Home Quarantine Sees Complications, Half Don’t Fill MySejahtera Health Assessment

Dr Chong Chee Kheong says people who don’t fill up their health assessment tools on MySejahtera will be called via robocall, but the robocall success rate is only 50%.

KUALA LUMPUR, August 6 — Half of Covid-19 patients under home quarantine do not use the MySejahtera app to update their health status, preventing early intervention if their condition worsens. 

The Ministry of Health (MOH) last month announced the formation of a virtual Covid-19 assessment centre (CAC), in a move to reduce physical traffic at existing CACs, which effectively commenced about a week ago.
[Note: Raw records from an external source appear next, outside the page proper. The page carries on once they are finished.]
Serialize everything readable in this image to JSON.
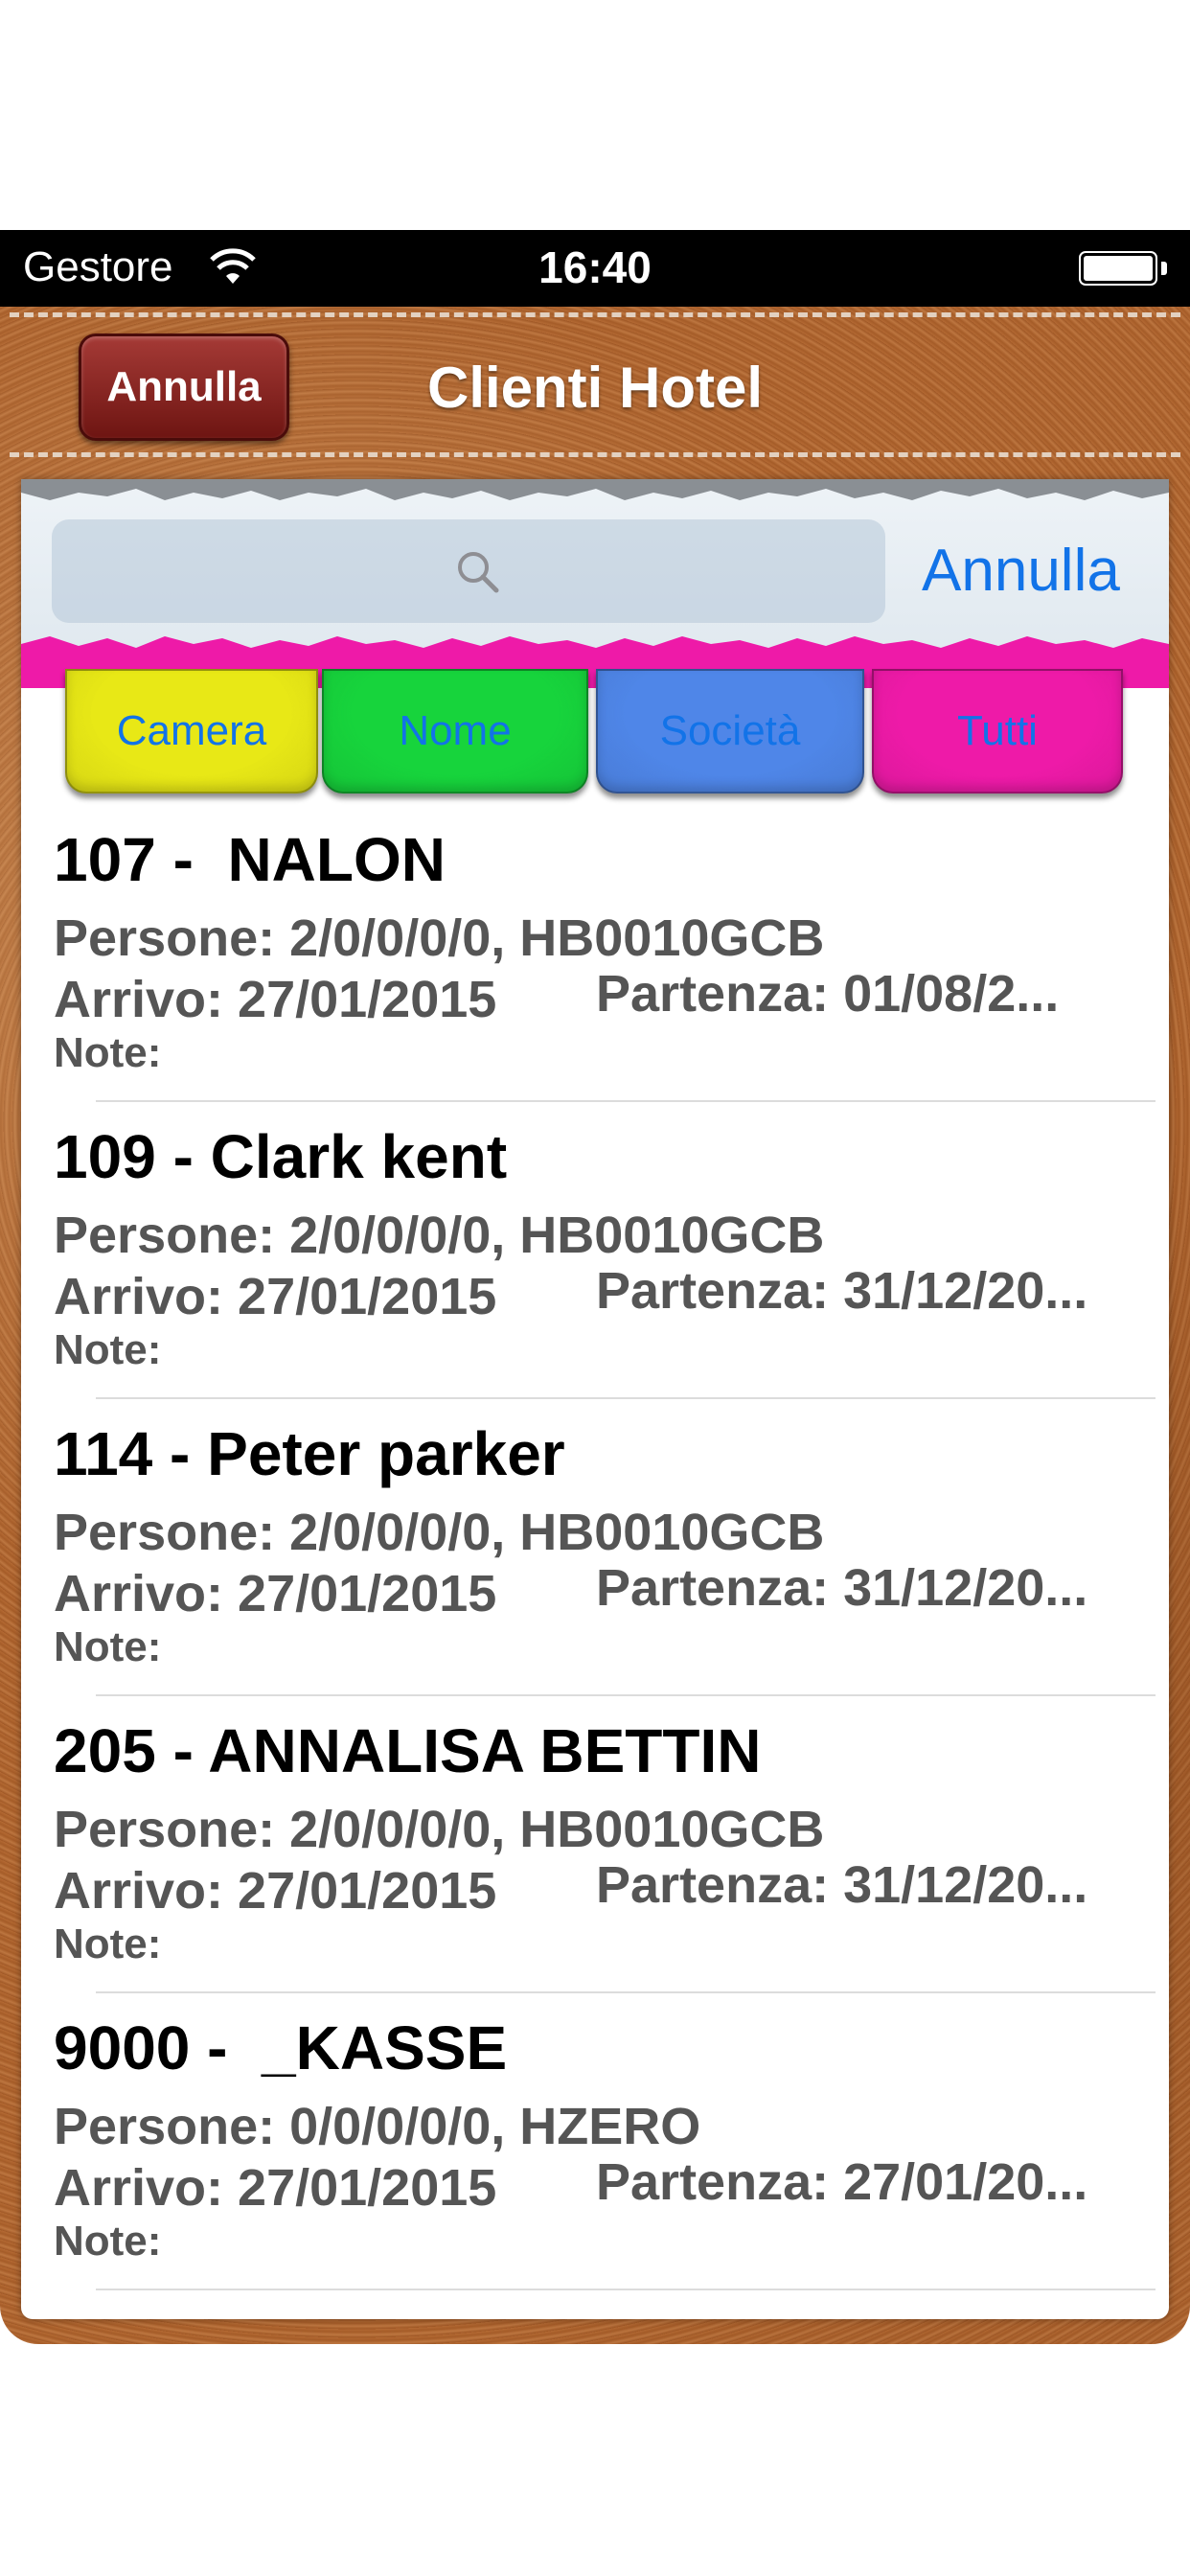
{
  "status_bar": {
    "carrier": "Gestore",
    "time": "16:40"
  },
  "header": {
    "back_button": "Annulla",
    "title": "Clienti Hotel"
  },
  "search": {
    "placeholder": "",
    "cancel_label": "Annulla"
  },
  "tabs": [
    {
      "label": "Camera",
      "color": "#e8e816"
    },
    {
      "label": "Nome",
      "color": "#17d43c"
    },
    {
      "label": "Società",
      "color": "#4f86e8"
    },
    {
      "label": "Tutti",
      "color": "#ee1aa8"
    }
  ],
  "clients": [
    {
      "title": "107 -  NALON",
      "persons": "Persone: 2/0/0/0/0, HB0010GCB",
      "arrival": "Arrivo: 27/01/2015",
      "departure": "Partenza: 01/08/2...",
      "note": "Note:"
    },
    {
      "title": "109 - Clark kent",
      "persons": "Persone: 2/0/0/0/0, HB0010GCB",
      "arrival": "Arrivo: 27/01/2015",
      "departure": "Partenza: 31/12/20...",
      "note": "Note:"
    },
    {
      "title": "114 - Peter parker",
      "persons": "Persone: 2/0/0/0/0, HB0010GCB",
      "arrival": "Arrivo: 27/01/2015",
      "departure": "Partenza: 31/12/20...",
      "note": "Note:"
    },
    {
      "title": "205 - ANNALISA BETTIN",
      "persons": "Persone: 2/0/0/0/0, HB0010GCB",
      "arrival": "Arrivo: 27/01/2015",
      "departure": "Partenza: 31/12/20...",
      "note": "Note:"
    },
    {
      "title": "9000 -  _KASSE",
      "persons": "Persone: 0/0/0/0/0, HZERO",
      "arrival": "Arrivo: 27/01/2015",
      "departure": "Partenza: 27/01/20...",
      "note": "Note:"
    }
  ],
  "colors": {
    "accent": "#1273e8",
    "leather": "#b06a34",
    "cancel_button": "#8a2420",
    "pink": "#ee1aa8"
  }
}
Greater Klang Valley Task Force chief Dr Chong Chee Kheong, in a media briefing today, said the virtual CAC is used to monitor asymptomatic or mild Covid-19 patients at home, who make up 60 per cent and 30 per cent of daily Covid-19 cases on average, respectively.

He said those who are monitored at home with mild symptoms are required to fill up an assessment form, referred to as health assessment tools (HAT), to see if they have “warning signs”. Patients who exhibit these warning signs will then be called up — personally or via robocall (computerised message) — for further assessment.

Dr Chong said this allows the MOH to dedicate its limited resources and attention to treating Covid-19 patients with symptoms. However, he said about half of those being monitored at home fail to fill up their HATs.

“For those people who do not fill up their HATs, we call them through the robocall method and this robocall will keep on calling until they answer. Once they answer, they will be reminded to fill up their HAT because if they don’t fill up their HAT, we cannot monitor them,” he said.

Dr Chong said the success rate of the robocall is currently at 50 per cent. “About 50 per cent of people who do not fill up their HAT will eventually contact us via the robocall.”

“Those we can contact, we will see how they are and we will give the appropriate advice. So, this is the method that we want to strengthen so that those who need help most get it. 

“We don’t want asymptomatic to crowd our hospitals and the CACs because then we cannot focus our attention on those who need it,” Dr Chong said.

You may also like